__What is required__. Copy the records word for word. Pictures do not go in.

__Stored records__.
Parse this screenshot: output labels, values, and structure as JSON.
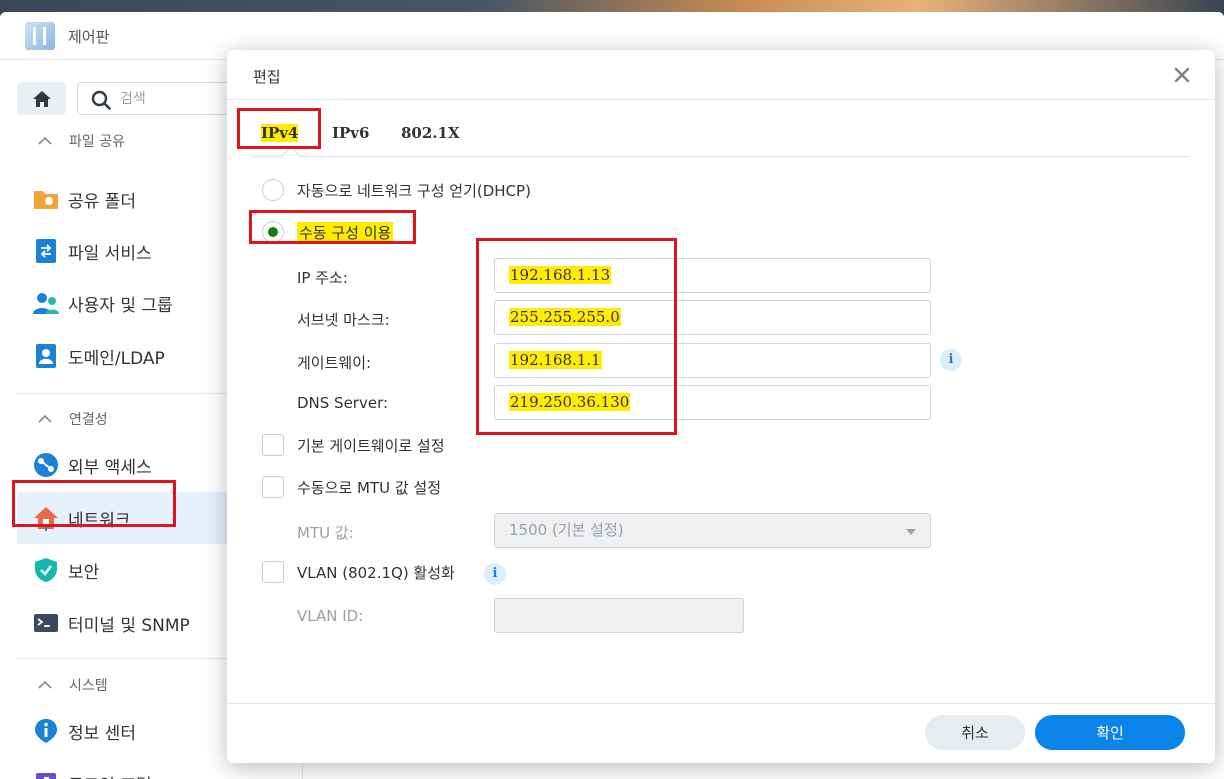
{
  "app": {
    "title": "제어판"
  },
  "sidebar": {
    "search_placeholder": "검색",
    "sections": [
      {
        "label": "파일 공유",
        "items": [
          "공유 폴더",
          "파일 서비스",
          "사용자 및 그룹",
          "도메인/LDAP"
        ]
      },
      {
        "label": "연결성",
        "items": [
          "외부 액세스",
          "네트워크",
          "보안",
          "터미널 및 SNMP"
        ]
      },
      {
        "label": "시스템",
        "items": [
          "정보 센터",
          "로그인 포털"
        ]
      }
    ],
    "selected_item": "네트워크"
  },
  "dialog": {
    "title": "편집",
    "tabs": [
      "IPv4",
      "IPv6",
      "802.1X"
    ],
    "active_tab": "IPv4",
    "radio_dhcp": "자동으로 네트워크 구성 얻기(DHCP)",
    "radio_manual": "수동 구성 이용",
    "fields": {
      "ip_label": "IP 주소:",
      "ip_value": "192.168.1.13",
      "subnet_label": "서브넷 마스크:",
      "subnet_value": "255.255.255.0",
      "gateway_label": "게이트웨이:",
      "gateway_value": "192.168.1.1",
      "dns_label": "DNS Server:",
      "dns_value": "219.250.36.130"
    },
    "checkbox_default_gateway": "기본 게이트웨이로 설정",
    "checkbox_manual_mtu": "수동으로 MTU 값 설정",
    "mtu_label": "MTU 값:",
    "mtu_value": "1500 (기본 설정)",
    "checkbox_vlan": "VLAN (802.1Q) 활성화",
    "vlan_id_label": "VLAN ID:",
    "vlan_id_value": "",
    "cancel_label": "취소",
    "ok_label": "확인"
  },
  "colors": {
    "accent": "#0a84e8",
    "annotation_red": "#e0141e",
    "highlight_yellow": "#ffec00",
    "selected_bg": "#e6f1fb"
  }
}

__Task answer__.
Parse this screenshot: output labels, values, and structure as JSON.
{
  "app": {
    "title": "제어판"
  },
  "sidebar": {
    "search_placeholder": "검색",
    "sections": [
      {
        "label": "파일 공유",
        "items": [
          "공유 폴더",
          "파일 서비스",
          "사용자 및 그룹",
          "도메인/LDAP"
        ]
      },
      {
        "label": "연결성",
        "items": [
          "외부 액세스",
          "네트워크",
          "보안",
          "터미널 및 SNMP"
        ]
      },
      {
        "label": "시스템",
        "items": [
          "정보 센터",
          "로그인 포털"
        ]
      }
    ],
    "selected_item": "네트워크"
  },
  "dialog": {
    "title": "편집",
    "tabs": [
      "IPv4",
      "IPv6",
      "802.1X"
    ],
    "active_tab": "IPv4",
    "radio_dhcp": "자동으로 네트워크 구성 얻기(DHCP)",
    "radio_manual": "수동 구성 이용",
    "fields": {
      "ip_label": "IP 주소:",
      "ip_value": "192.168.1.13",
      "subnet_label": "서브넷 마스크:",
      "subnet_value": "255.255.255.0",
      "gateway_label": "게이트웨이:",
      "gateway_value": "192.168.1.1",
      "dns_label": "DNS Server:",
      "dns_value": "219.250.36.130"
    },
    "checkbox_default_gateway": "기본 게이트웨이로 설정",
    "checkbox_manual_mtu": "수동으로 MTU 값 설정",
    "mtu_label": "MTU 값:",
    "mtu_value": "1500 (기본 설정)",
    "checkbox_vlan": "VLAN (802.1Q) 활성화",
    "vlan_id_label": "VLAN ID:",
    "vlan_id_value": "",
    "cancel_label": "취소",
    "ok_label": "확인"
  },
  "colors": {
    "accent": "#0a84e8",
    "annotation_red": "#e0141e",
    "highlight_yellow": "#ffec00",
    "selected_bg": "#e6f1fb"
  }
}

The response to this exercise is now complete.